● LISTED ENTRIES:
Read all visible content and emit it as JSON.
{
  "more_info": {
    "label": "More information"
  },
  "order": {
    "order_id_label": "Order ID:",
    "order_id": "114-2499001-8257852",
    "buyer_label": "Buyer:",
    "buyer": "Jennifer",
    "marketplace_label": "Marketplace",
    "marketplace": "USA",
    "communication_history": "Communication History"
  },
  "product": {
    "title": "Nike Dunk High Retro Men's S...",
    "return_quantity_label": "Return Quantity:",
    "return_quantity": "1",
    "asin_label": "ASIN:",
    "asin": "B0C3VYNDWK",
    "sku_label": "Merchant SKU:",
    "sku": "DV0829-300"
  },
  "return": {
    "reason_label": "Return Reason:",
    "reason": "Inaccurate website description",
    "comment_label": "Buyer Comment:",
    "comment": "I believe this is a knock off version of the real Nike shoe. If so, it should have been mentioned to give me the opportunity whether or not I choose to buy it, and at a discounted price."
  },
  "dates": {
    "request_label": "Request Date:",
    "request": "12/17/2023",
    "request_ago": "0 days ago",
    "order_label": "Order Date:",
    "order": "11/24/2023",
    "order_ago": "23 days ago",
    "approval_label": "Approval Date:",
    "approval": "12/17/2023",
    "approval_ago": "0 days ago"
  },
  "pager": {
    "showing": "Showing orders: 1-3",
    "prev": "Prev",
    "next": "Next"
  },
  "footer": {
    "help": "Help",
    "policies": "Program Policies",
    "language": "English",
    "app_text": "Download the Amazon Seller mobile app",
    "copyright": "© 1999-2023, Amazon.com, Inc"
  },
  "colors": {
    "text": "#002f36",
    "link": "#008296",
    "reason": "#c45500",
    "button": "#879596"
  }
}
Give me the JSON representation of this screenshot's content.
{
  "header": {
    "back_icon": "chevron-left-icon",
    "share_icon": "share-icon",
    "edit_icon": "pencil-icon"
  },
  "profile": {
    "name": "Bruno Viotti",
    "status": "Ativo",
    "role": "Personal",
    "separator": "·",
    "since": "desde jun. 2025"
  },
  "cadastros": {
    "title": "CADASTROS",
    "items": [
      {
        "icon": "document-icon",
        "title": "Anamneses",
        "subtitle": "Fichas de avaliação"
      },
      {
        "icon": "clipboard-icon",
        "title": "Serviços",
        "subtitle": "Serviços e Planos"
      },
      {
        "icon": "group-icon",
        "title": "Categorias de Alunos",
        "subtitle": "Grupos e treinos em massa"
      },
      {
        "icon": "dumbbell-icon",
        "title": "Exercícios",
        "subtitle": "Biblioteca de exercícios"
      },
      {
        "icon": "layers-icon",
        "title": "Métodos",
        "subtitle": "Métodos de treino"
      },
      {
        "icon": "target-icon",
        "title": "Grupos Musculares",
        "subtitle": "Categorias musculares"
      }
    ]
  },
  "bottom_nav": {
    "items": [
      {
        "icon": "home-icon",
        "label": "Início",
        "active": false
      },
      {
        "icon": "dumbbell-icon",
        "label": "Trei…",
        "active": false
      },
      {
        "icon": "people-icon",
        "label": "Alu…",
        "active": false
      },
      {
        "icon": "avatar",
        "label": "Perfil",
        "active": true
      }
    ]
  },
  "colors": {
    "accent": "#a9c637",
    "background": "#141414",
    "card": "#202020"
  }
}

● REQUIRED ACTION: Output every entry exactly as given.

● RESULT OF THE TASK:
Read all visible content and emit it as JSON.
{
  "more_info": {
    "label": "More information"
  },
  "order": {
    "order_id_label": "Order ID:",
    "order_id": "114-2499001-8257852",
    "buyer_label": "Buyer:",
    "buyer": "Jennifer",
    "marketplace_label": "Marketplace",
    "marketplace": "USA",
    "communication_history": "Communication History"
  },
  "product": {
    "title": "Nike Dunk High Retro Men's S...",
    "return_quantity_label": "Return Quantity:",
    "return_quantity": "1",
    "asin_label": "ASIN:",
    "asin": "B0C3VYNDWK",
    "sku_label": "Merchant SKU:",
    "sku": "DV0829-300"
  },
  "return": {
    "reason_label": "Return Reason:",
    "reason": "Inaccurate website description",
    "comment_label": "Buyer Comment:",
    "comment": "I believe this is a knock off version of the real Nike shoe. If so, it should have been mentioned to give me the opportunity whether or not I choose to buy it, and at a discounted price."
  },
  "dates": {
    "request_label": "Request Date:",
    "request": "12/17/2023",
    "request_ago": "0 days ago",
    "order_label": "Order Date:",
    "order": "11/24/2023",
    "order_ago": "23 days ago",
    "approval_label": "Approval Date:",
    "approval": "12/17/2023",
    "approval_ago": "0 days ago"
  },
  "pager": {
    "showing": "Showing orders: 1-3",
    "prev": "Prev",
    "next": "Next"
  },
  "footer": {
    "help": "Help",
    "policies": "Program Policies",
    "language": "English",
    "app_text": "Download the Amazon Seller mobile app",
    "copyright": "© 1999-2023, Amazon.com, Inc"
  },
  "colors": {
    "text": "#002f36",
    "link": "#008296",
    "reason": "#c45500",
    "button": "#879596"
  }
}
Give me the JSON representation of this screenshot's content.
{
  "header": {
    "back_icon": "chevron-left-icon",
    "share_icon": "share-icon",
    "edit_icon": "pencil-icon"
  },
  "profile": {
    "name": "Bruno Viotti",
    "status": "Ativo",
    "role": "Personal",
    "separator": "·",
    "since": "desde jun. 2025"
  },
  "cadastros": {
    "title": "CADASTROS",
    "items": [
      {
        "icon": "document-icon",
        "title": "Anamneses",
        "subtitle": "Fichas de avaliação"
      },
      {
        "icon": "clipboard-icon",
        "title": "Serviços",
        "subtitle": "Serviços e Planos"
      },
      {
        "icon": "group-icon",
        "title": "Categorias de Alunos",
        "subtitle": "Grupos e treinos em massa"
      },
      {
        "icon": "dumbbell-icon",
        "title": "Exercícios",
        "subtitle": "Biblioteca de exercícios"
      },
      {
        "icon": "layers-icon",
        "title": "Métodos",
        "subtitle": "Métodos de treino"
      },
      {
        "icon": "target-icon",
        "title": "Grupos Musculares",
        "subtitle": "Categorias musculares"
      }
    ]
  },
  "bottom_nav": {
    "items": [
      {
        "icon": "home-icon",
        "label": "Início",
        "active": false
      },
      {
        "icon": "dumbbell-icon",
        "label": "Trei…",
        "active": false
      },
      {
        "icon": "people-icon",
        "label": "Alu…",
        "active": false
      },
      {
        "icon": "avatar",
        "label": "Perfil",
        "active": true
      }
    ]
  },
  "colors": {
    "accent": "#a9c637",
    "background": "#141414",
    "card": "#202020"
  }
}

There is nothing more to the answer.